UK Chancellor Rishi Sunak is to pledge more than £400m to the struggling arts and cultural sectors in the upcoming Budget tomorrow (Wednesday).

The funding pledge – unveiled by Treasury officials on Monday evening – will add a further £300m to the Culture Recovery Fund, taking the total to £1.87bn and contributing to the largest ever one-off investment in UK culture. The fund was launched in July 2020 to support theatres, galleries and music venues to survive through the COVID-19 shutdown of live events.

In addition, £90m will be granted to national museums and cultural bodies in England, with a further £18.8m to go towards community cultural projects.

Some £77m is expected to be granted to Scotland, Wales and Northern Ireland for disbursing to local cultural groups.

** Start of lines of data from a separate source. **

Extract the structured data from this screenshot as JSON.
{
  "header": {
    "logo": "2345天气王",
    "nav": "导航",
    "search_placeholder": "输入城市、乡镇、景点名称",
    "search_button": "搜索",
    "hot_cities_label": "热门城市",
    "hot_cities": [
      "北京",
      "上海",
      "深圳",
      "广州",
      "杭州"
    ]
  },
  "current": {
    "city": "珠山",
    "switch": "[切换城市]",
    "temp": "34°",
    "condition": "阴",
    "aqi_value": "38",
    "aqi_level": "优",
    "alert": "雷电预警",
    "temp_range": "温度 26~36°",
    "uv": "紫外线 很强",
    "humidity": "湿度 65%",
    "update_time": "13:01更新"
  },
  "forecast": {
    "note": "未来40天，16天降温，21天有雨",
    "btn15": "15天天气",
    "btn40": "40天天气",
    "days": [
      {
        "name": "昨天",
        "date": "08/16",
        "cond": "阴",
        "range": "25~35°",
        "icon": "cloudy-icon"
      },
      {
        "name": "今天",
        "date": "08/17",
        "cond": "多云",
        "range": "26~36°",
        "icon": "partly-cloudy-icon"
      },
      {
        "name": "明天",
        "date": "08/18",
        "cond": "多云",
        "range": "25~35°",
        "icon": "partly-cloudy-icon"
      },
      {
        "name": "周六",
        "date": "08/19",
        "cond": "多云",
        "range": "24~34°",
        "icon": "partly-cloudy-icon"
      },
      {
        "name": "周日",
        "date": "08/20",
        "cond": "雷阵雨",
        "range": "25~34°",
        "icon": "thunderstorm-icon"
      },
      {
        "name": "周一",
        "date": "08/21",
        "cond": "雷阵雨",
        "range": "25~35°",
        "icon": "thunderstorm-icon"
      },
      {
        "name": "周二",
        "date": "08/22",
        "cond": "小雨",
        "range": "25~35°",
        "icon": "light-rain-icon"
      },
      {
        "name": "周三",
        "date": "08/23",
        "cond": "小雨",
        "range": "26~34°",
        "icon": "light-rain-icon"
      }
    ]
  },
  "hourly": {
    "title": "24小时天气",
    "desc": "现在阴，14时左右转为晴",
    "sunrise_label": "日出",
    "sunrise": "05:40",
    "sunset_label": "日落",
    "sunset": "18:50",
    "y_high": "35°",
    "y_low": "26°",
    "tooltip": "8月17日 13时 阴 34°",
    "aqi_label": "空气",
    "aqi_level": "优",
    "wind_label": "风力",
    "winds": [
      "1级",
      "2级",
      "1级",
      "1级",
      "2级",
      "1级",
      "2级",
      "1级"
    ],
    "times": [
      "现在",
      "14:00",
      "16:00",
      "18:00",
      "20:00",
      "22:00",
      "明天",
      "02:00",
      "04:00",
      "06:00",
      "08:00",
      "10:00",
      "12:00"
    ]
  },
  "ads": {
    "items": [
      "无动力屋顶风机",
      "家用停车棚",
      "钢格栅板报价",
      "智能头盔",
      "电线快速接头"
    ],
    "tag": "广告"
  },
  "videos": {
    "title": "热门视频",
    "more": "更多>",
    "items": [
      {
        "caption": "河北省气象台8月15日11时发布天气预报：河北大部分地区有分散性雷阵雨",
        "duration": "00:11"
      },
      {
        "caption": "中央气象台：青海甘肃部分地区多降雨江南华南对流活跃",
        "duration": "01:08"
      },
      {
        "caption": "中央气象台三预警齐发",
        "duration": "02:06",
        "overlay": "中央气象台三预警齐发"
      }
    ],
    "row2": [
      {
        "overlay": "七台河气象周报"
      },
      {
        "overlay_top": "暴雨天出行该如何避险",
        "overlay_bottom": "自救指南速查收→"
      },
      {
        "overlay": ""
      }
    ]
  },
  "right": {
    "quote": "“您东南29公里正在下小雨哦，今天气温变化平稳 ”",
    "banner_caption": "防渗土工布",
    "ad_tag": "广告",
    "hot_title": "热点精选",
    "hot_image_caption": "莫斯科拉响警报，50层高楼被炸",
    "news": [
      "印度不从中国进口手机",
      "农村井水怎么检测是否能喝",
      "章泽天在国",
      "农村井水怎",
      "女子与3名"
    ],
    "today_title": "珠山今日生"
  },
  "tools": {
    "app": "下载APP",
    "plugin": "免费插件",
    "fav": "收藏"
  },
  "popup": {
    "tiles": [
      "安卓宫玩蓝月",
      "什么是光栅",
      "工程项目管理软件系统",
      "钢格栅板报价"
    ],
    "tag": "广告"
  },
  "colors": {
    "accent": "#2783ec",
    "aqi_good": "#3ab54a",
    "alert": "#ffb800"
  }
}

In a pre-Budget statement, Sunak said: “Throughout the crisis we have done everything we can to support our world-renowned arts and cultural industries, and it’s only right that we continue to build on our historic package of support for the sector.

“This industry is a significant driver of economic activity, employing more than 700,000 people in jobs across the UK, and I am committed to ensuring the arts are equipped to captivate audiences in the months and years to come.”

UK Music chief executive Jamie Njoku-Goodwin welcomed the boost as a “lifeline” for creative industries, but said an insurance scheme was “vital” for the return of live events.

Njoku-Goodwin, who heads the umbrella organisation representing the commercial music industry in the UK, said: “Extending the CRF was a key element of our three-point plan to back British music and deliver a fantastic summer of live music.

“So, the Chancellor deserves credit for listening to the music industry about continuing support until we can get back on our feet. These badly needed funds come at a crucial time and will be the difference between survival and going to the wall for many organisations.

“The music industry has the potential to play a key role not just in our country’s social revival post-pandemic, but in our economic recovery too. We will continue to work with the Government towards achieving this – and a Government-backed insurance scheme is vital in making that happen.”

Based on the UK’s current roadmap to reopening, the earliest that arts venues such as theatres and cinemas can reopen is May 17.

In addition to the support for the arts in the budget, the Chancellor is also expected to announce a £300m sports package, as audiences for live games are gradually allowed back into stadiums over the summer.